Accountant Darren Crowther is hopeful but wary as lockdown restrictions are eased in Melbourne.
Based in Cranbourne, south-east of Melbourne’s CBD, Mr Crowther has seen first-hand the stress and damage the extended second lockdown has had on his business clients.
“I’m feeling positive about the easing but cautious. We’re currently working on a COVID plan to get back in the office in a minimal capacity,” he said.
“We’re cautious because there still hasn’t been a clear plan about how we are going to live with the disease. At the moment, there is only the lockdown. For a business owner, that can mean that the cure is worse than the disease.”
Mr Crowther, a partner in Highview Accounting & Financial, said this inability to plan had caused untold stress for his business owner clients.
“The extended lockdown has certainly taken its toll on our clients and, in particular, small business,” he said.
“Clients have continued to be impacted financially, in many cases not as harshly as we anticipated. However, in my opinion, the true financial impact of Melbourne’s second lockdown will not be measurable for many months to come.
“What has stood out most when speaking with my clients has been the toll on their mental health.
“Business owners not being able to proactively plan, predict, or willingly invest in their business due to the uncertainties of government regulations – the mental strain has affected them greatly.”
Despite the pandemic, income at Highview Accounting & Financial increased by 20 per cent to $10.1 million in the 2020 financial year, making it one of the 10 fastest growing firms in The Australian Financial Review Top 100 Accounting Firms list.
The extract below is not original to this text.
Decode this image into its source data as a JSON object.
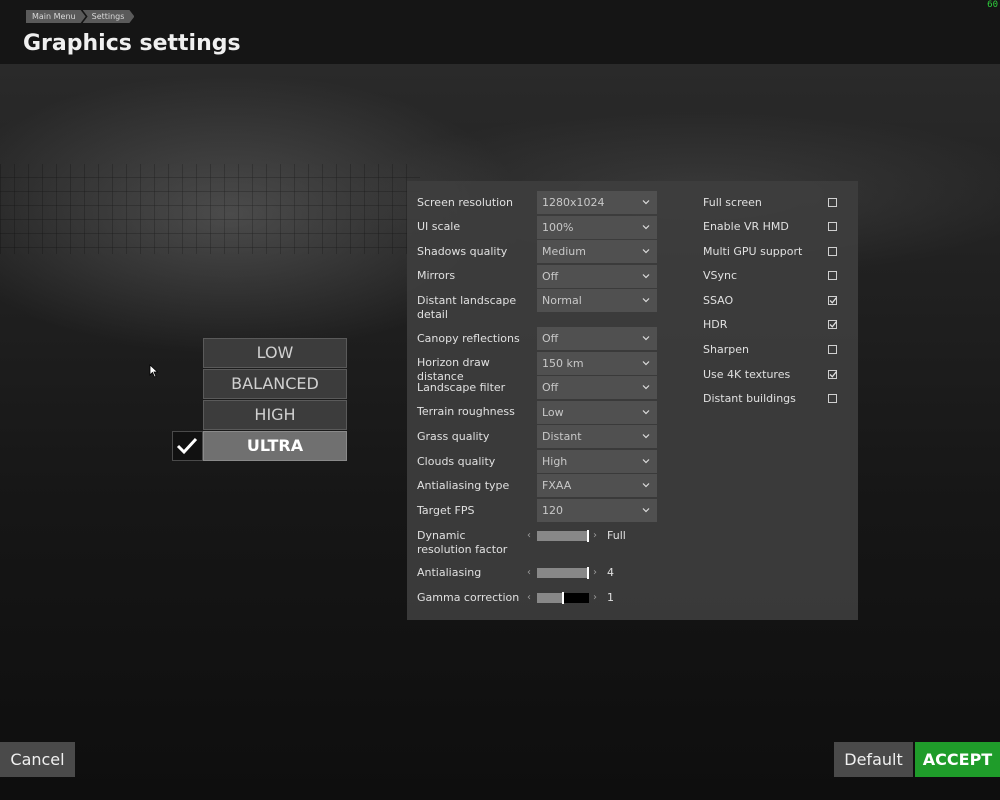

Mr Crowther said the strong growth had been due, in part, to a continued stream of new clients being referred to the firm.
Highview Accounting & Financial has four offices across Victoria, with taxation advice accounting for almost 90 per cent of its fees.
“Bigger picture, our business has been on a year-on-year growth path,” he said.
“Our projected revenue growth has been hit by COVID-19 FY20, but we’ve adapted and slowly got ourselves back on track as we approach September. Now in October, we estimate that we will be 10 per cent lower than our projections by year end.”
Mr Crowther said the initial March shutdown had seen the professionals at his firm working extended hours as they fielded calls from anxious clients and sought to understand the range of COVID-related government measures that were unveiled.
“The first few weeks felt like Armageddon. It was something I’d never experienced before. I was up until midnight trying to work out the new laws and regulations,” he said.
Mr Crowther said his team worked mainly on “non-billable advice work” in the initial weeks of the first lockdown.
“A lot of our work was free to clients really struggling due to the downturn,” he said.
consulting with incredibly stressed clients and working hour upon hour of
overtime simply to respond to the huge influx of emails and calls.Advertisement
“Our clients had never needed us more, and our billable work was slowed dramatically as a result and, in many cases paused, to handle the direct situation in front of us. We needed to be there for our clients. It was an incredibly hectic few weeks.
“Moving weeks forward, JobKeeper work and COVID-19-related advice replaced our usual strategic work and tax planning in May and June.”
Article written by Edmund Tadros, 27th October 2020, Professional services editor, Australian Financial Review.